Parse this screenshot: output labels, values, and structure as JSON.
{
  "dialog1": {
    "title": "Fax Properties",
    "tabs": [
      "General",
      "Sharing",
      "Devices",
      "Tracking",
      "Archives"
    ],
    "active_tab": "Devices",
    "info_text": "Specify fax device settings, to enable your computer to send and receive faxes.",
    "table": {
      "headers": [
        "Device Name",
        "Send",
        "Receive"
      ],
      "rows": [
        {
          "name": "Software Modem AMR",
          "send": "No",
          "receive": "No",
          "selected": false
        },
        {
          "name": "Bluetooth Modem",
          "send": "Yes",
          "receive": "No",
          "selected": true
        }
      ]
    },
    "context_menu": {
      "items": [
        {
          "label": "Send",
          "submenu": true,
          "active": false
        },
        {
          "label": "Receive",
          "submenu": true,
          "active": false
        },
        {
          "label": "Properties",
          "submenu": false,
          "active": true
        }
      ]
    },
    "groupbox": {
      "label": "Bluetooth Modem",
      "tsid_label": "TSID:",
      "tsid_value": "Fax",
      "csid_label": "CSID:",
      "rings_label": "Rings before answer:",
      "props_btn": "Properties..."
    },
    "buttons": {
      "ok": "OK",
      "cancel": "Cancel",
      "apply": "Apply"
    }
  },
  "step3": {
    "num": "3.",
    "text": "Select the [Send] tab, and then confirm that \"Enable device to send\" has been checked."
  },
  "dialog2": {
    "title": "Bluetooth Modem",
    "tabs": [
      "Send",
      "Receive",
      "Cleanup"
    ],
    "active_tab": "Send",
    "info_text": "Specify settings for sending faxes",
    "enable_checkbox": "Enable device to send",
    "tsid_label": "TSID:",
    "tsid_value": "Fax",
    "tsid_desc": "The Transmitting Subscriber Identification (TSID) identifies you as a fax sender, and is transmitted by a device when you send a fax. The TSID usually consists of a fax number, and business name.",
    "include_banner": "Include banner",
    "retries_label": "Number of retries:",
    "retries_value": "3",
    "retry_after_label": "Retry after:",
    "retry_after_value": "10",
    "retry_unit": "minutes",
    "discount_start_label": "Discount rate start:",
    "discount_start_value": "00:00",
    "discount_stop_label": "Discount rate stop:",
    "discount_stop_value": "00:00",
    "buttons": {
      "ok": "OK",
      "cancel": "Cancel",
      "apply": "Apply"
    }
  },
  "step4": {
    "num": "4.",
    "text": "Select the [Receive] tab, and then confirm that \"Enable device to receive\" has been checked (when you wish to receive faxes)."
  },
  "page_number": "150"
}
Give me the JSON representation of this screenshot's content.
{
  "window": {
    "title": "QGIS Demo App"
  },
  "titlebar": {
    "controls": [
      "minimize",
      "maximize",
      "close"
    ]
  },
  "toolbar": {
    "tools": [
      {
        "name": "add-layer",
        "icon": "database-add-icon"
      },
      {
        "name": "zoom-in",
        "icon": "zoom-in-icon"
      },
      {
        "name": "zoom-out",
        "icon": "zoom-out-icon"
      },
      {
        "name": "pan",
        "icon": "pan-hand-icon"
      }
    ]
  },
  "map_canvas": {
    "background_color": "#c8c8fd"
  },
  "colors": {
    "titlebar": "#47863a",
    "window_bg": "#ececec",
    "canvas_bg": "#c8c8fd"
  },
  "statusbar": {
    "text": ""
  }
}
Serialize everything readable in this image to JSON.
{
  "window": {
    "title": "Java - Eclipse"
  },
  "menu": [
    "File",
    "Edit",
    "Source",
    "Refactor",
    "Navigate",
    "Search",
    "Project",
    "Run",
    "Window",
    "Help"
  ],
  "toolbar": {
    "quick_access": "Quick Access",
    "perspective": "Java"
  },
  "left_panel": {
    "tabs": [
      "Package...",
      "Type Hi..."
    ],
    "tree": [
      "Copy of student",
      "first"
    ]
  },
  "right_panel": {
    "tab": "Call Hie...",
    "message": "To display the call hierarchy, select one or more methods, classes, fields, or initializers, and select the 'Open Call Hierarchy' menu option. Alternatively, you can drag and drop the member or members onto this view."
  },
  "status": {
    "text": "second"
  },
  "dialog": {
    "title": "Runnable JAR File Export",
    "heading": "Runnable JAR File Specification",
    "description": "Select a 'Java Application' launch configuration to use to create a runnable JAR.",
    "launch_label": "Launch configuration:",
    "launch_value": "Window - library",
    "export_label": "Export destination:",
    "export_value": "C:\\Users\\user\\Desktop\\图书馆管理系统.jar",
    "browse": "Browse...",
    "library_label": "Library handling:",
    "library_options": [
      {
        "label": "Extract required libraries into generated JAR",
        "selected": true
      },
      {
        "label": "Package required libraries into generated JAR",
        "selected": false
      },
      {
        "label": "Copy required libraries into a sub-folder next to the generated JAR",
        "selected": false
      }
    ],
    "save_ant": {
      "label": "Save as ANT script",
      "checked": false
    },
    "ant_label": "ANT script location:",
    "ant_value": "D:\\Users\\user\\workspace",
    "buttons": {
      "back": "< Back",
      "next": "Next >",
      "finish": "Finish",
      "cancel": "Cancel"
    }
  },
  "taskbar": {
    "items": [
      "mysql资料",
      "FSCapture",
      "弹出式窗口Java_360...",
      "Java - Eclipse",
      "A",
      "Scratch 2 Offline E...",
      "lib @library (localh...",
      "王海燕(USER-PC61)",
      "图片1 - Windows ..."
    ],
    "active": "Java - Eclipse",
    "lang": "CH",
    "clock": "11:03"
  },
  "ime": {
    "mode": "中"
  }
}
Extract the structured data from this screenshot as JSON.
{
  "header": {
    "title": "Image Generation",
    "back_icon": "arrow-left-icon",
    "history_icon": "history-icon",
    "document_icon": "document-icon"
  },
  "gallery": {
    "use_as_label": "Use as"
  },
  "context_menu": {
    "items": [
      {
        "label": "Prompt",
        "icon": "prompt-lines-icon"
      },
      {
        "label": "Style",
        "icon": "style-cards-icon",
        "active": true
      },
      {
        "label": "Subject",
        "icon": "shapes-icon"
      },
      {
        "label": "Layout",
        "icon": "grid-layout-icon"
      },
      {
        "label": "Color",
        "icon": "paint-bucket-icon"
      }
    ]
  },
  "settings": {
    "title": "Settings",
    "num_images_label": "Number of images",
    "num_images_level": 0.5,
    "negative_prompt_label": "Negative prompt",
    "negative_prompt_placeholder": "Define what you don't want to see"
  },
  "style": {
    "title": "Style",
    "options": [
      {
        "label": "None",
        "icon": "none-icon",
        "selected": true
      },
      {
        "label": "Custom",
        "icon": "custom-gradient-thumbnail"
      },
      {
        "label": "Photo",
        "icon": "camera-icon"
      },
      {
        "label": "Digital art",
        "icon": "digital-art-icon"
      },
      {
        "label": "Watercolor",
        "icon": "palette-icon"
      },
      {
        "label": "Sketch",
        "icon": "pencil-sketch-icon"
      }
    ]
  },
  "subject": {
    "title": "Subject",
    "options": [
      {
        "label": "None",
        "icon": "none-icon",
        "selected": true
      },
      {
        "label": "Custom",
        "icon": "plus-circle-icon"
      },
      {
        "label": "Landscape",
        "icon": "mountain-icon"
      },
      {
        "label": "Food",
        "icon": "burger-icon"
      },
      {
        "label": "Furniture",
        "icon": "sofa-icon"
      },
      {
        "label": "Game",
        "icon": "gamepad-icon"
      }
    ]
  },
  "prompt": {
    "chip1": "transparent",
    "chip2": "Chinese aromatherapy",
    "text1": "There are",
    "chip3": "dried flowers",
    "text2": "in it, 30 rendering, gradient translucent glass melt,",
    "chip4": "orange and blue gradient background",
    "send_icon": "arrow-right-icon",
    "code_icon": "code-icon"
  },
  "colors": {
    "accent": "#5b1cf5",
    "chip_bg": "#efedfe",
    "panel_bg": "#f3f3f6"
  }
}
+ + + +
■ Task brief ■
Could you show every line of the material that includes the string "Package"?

■ Solved problem ■
      "Package...",
        "label": "Package required libraries into generated JAR",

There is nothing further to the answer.